Pupils' reading and maths performance 'significantly lower' amid school closures
PRIMARY-age pupils' performance in reading and maths has dropped significantly following school closures during the first lockdown, a study suggests.
There is a "large and concerning" attainment gap between disadvantaged pupils and their more affluent peers.
Research from the Education Endowment Foundation (EEF) found the gap is estimated to be the equivalent of seven months' learning for both reading and maths.
Interim findings from the study suggest that Year 2 pupils in England had a lower achievement in the autumn as a likely result of missed learning.
Pupils, on average, were making around two months' less progress in maths and reading in autumn 2020 compared to a 2017 cohort, the research said.
The study was based on data collected by the National Foundation for Educational Research from assessments taken in November by nearly 6,000 six and seven-year-olds in England.
End of year assessments in maths and English have not taken place in P6 and P7 in Northern Ireland due to school closures. Most children last took these in P5.
Some schools, concerned that grammars might use results of standardised assessments to select pupils, brought P7s back in recent weeks to sit them.
The Department of Education later warned schools that this was not permitted.
EEF chairman Sir Peter Lampl said by the time schools reopen, children will have faced almost a year of learning disruption.
"The repercussions of these months of lost learning are devastating and will be felt for a lifetime, especially by those from low-income backgrounds," he said.

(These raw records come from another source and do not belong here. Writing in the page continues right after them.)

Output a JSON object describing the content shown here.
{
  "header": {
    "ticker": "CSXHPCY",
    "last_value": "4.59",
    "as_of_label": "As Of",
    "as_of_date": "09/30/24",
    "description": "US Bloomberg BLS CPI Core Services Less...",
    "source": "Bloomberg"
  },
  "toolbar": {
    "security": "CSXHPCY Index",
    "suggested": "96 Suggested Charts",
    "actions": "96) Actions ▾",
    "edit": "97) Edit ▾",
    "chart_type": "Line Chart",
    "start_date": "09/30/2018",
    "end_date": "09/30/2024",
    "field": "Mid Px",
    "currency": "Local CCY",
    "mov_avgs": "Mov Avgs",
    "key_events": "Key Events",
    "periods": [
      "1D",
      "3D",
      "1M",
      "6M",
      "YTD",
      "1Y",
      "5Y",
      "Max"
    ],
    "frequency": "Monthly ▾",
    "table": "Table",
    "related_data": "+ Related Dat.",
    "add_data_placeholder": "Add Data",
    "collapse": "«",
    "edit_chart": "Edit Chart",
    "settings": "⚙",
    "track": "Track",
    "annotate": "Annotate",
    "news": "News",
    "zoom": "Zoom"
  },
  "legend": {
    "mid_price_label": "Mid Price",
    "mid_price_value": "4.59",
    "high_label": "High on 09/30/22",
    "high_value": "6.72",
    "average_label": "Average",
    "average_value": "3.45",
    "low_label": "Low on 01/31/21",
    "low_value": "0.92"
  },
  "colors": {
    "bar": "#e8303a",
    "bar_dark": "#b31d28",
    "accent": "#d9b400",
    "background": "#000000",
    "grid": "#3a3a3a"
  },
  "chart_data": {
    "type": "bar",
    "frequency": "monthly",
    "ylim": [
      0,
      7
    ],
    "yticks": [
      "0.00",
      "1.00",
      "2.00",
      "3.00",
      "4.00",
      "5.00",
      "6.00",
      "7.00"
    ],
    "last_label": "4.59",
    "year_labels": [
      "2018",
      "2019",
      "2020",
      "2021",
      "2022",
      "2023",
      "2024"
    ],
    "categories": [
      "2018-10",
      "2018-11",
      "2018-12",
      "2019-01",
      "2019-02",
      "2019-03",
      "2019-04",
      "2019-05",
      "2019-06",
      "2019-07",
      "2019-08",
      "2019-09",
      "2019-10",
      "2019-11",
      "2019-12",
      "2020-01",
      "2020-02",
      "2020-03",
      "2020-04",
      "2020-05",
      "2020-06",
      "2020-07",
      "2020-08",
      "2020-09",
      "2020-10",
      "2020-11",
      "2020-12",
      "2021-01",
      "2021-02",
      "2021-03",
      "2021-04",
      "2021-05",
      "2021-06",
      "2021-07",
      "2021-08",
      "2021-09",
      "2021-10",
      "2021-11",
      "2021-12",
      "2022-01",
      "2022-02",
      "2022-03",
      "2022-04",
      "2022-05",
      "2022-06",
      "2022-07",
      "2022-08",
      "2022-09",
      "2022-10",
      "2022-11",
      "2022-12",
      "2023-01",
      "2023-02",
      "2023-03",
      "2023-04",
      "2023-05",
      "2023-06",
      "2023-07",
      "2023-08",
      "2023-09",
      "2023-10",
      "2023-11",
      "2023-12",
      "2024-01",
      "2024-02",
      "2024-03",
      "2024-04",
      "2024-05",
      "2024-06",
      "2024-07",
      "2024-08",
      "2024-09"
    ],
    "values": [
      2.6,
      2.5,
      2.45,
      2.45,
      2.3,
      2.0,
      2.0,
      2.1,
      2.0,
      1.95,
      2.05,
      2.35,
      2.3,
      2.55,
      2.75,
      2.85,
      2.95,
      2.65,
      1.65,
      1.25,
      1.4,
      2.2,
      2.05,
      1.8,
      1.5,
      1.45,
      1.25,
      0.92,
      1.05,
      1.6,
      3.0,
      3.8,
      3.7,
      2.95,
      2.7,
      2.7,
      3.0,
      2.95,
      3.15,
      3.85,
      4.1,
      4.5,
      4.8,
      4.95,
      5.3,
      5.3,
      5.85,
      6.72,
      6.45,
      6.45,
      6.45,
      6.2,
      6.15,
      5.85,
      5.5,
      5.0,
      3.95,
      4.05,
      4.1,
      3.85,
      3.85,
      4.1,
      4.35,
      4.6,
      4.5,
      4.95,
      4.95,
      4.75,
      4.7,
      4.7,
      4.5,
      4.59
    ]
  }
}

Geoff Barton, general secretary of the Association of School and College Leaders, said the "bleak findings" emphasised the need for more catch-up support for pupils whose education has been disrupted by the pandemic.